Of the Keizertimes

Keizer’s public television channel is throwing open the airwaves to residents for the first time.

The channel has been around for more than a decade, and has slowly but surely made strides: Improved production equipment came with the new city hall building. launched to provide on-demand access to government meetings, programs like Keizer Oral History and Cop Talk, and McNary High School last year aired Celtic School News on K-23, and plans are in place to do so again this year. It’s on Channel 23 for Comcast subscribers. A livestreaming option is on the way.

But public submissions never made it past the deliberative stage, and at one time fears of prurient interest programming like nude bowling derailed any serious talks.

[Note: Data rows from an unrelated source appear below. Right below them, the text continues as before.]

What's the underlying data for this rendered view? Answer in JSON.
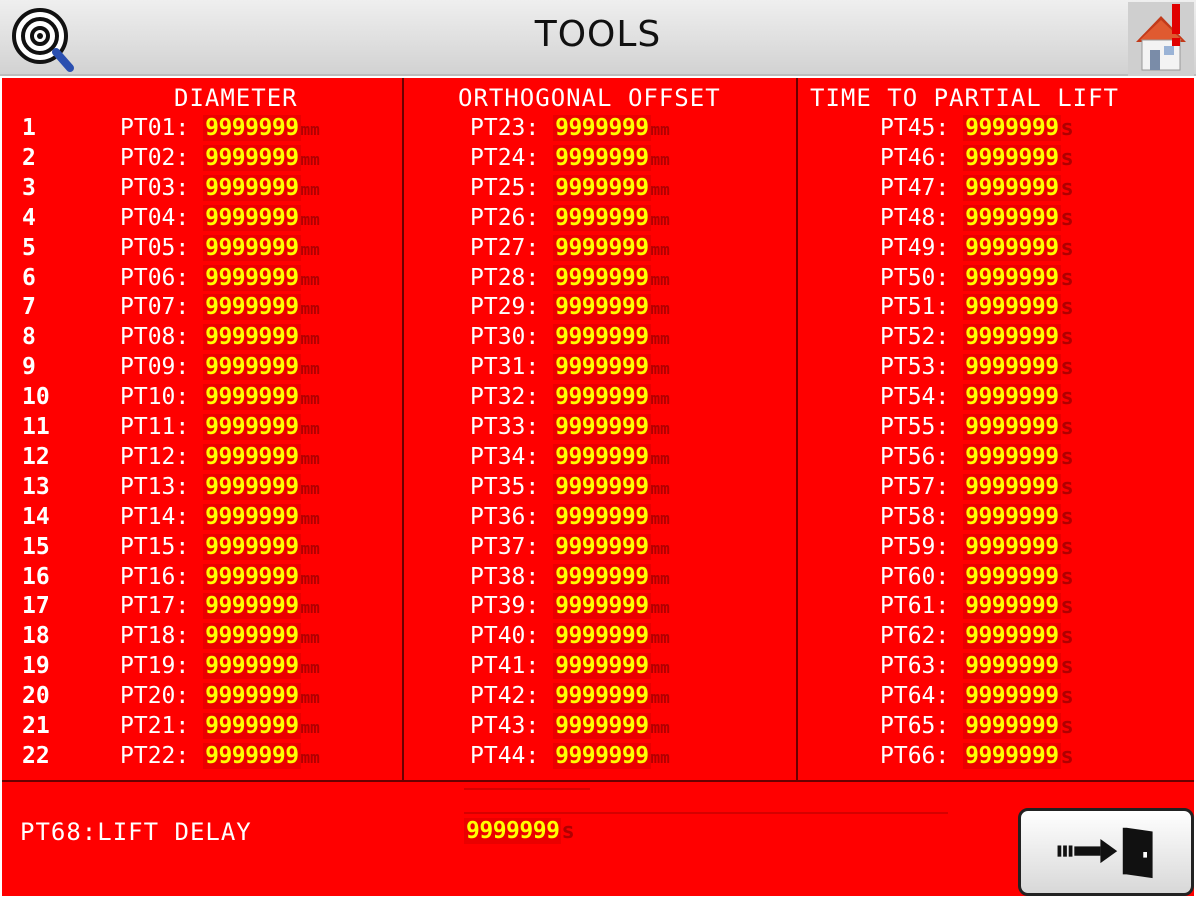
{
  "header": {
    "title": "TOOLS",
    "logo_icon": "radar-magnifier-icon",
    "home_icon": "home-alert-icon"
  },
  "columns": {
    "diameter": {
      "title": "DIAMETER"
    },
    "offset": {
      "title": "ORTHOGONAL OFFSET"
    },
    "lift": {
      "title": "TIME TO PARTIAL LIFT"
    }
  },
  "rows": [
    {
      "idx": "1",
      "d": "PT01:",
      "o": "PT23:",
      "l": "PT45:"
    },
    {
      "idx": "2",
      "d": "PT02:",
      "o": "PT24:",
      "l": "PT46:"
    },
    {
      "idx": "3",
      "d": "PT03:",
      "o": "PT25:",
      "l": "PT47:"
    },
    {
      "idx": "4",
      "d": "PT04:",
      "o": "PT26:",
      "l": "PT48:"
    },
    {
      "idx": "5",
      "d": "PT05:",
      "o": "PT27:",
      "l": "PT49:"
    },
    {
      "idx": "6",
      "d": "PT06:",
      "o": "PT28:",
      "l": "PT50:"
    },
    {
      "idx": "7",
      "d": "PT07:",
      "o": "PT29:",
      "l": "PT51:"
    },
    {
      "idx": "8",
      "d": "PT08:",
      "o": "PT30:",
      "l": "PT52:"
    },
    {
      "idx": "9",
      "d": "PT09:",
      "o": "PT31:",
      "l": "PT53:"
    },
    {
      "idx": "10",
      "d": "PT10:",
      "o": "PT32:",
      "l": "PT54:"
    },
    {
      "idx": "11",
      "d": "PT11:",
      "o": "PT33:",
      "l": "PT55:"
    },
    {
      "idx": "12",
      "d": "PT12:",
      "o": "PT34:",
      "l": "PT56:"
    },
    {
      "idx": "13",
      "d": "PT13:",
      "o": "PT35:",
      "l": "PT57:"
    },
    {
      "idx": "14",
      "d": "PT14:",
      "o": "PT36:",
      "l": "PT58:"
    },
    {
      "idx": "15",
      "d": "PT15:",
      "o": "PT37:",
      "l": "PT59:"
    },
    {
      "idx": "16",
      "d": "PT16:",
      "o": "PT38:",
      "l": "PT60:"
    },
    {
      "idx": "17",
      "d": "PT17:",
      "o": "PT39:",
      "l": "PT61:"
    },
    {
      "idx": "18",
      "d": "PT18:",
      "o": "PT40:",
      "l": "PT62:"
    },
    {
      "idx": "19",
      "d": "PT19:",
      "o": "PT41:",
      "l": "PT63:"
    },
    {
      "idx": "20",
      "d": "PT20:",
      "o": "PT42:",
      "l": "PT64:"
    },
    {
      "idx": "21",
      "d": "PT21:",
      "o": "PT43:",
      "l": "PT65:"
    },
    {
      "idx": "22",
      "d": "PT22:",
      "o": "PT44:",
      "l": "PT66:"
    }
  ],
  "value": "9999999",
  "units": {
    "mm": "mm",
    "s": "s"
  },
  "bottom": {
    "label": "PT68:LIFT DELAY",
    "value": "9999999",
    "unit": "s"
  },
  "exit_button": {
    "icon": "exit-door-icon"
  },
  "colors": {
    "panel": "#ff0000",
    "value_text": "#ffff00",
    "label_text": "#ffffff",
    "unit_text": "#b00000"
  }
}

But Cathy Clark, a city councilor who’s on the K-23 Advisory Committee, said it turns out people largely don’t use public access to push those kinds of boundaries.

“The alternative venues for people with, shall we say, crass tastes, you’re just not going to see that on local access channels in general,” Clark said. “Being able to put that onto YouTube or other Internet sites, especially if they want to make money at it, that leaves out our local access channel.”

“You don’t have as many people seeing something like community access TV as the only way to get their program out,” added Jason Heimerdinger, who sits on the committee.

A lot has changed since Keizer 23 went on the air. Perhaps most notably is the advent of YouTube and other on-demand video services that provide an outlet to anyone with the technological means. But Clark said both programmers and viewers of a channel like K-23 tend to be locally oriented.

“That’s not necessarily what’s on YouTube unless you have a direct link,” Clark said. “I’m not going to sit online and try to find everything on there about Keizer or Salem; that’s just a colossal waste of time. But if I know there’s a channel devoted to Keizer and Salem, I’m going to go there.”

“It can become a centralized location for Keizer content, produced by Keizerites who believe it’s interesting for other Keizerites to watch,” Heimerdinger added.

Potential producers will have to use their own equipment; the channel doesn’t have a production facility like Salem’s CCTV or loaner equipment.

“We just don’t have the staff or facility to make that available, but it’s a dream of people on this committee to make that sort of access available,” Clark said.

The channel is funded by PEG (public, education and government) access dollars, which are assessed on your cable bill. This federal program prohibits local governing boards like the K-23 Advisory Committee from previewing content for its suitability.

Instead, producers must rate their shows according to the Federal Communications Commission’s TV guidelines, like TV-G, TV-14, etc. Depending on the show’s content, it may be restricted to nighttime hours. They also must be burned to a DVD and playable on a standard home DVD player.

“If there’s a problem with that submission, then there’s repercussions as far as being able to submit videos in the future,” said Program Director Rex Robertson.

In addition to bringing back Celtic School News, Heimerdinger hopes to start airing student compilations.

Commercial speech is also generally banned – no commercials, no calls to action (Buy! Buy! Buy!) or advertising prices. Limited sponsorship messages are allowed.

For more information, call the city of Keizer at 503-390-3700 or visit To see existing programming visit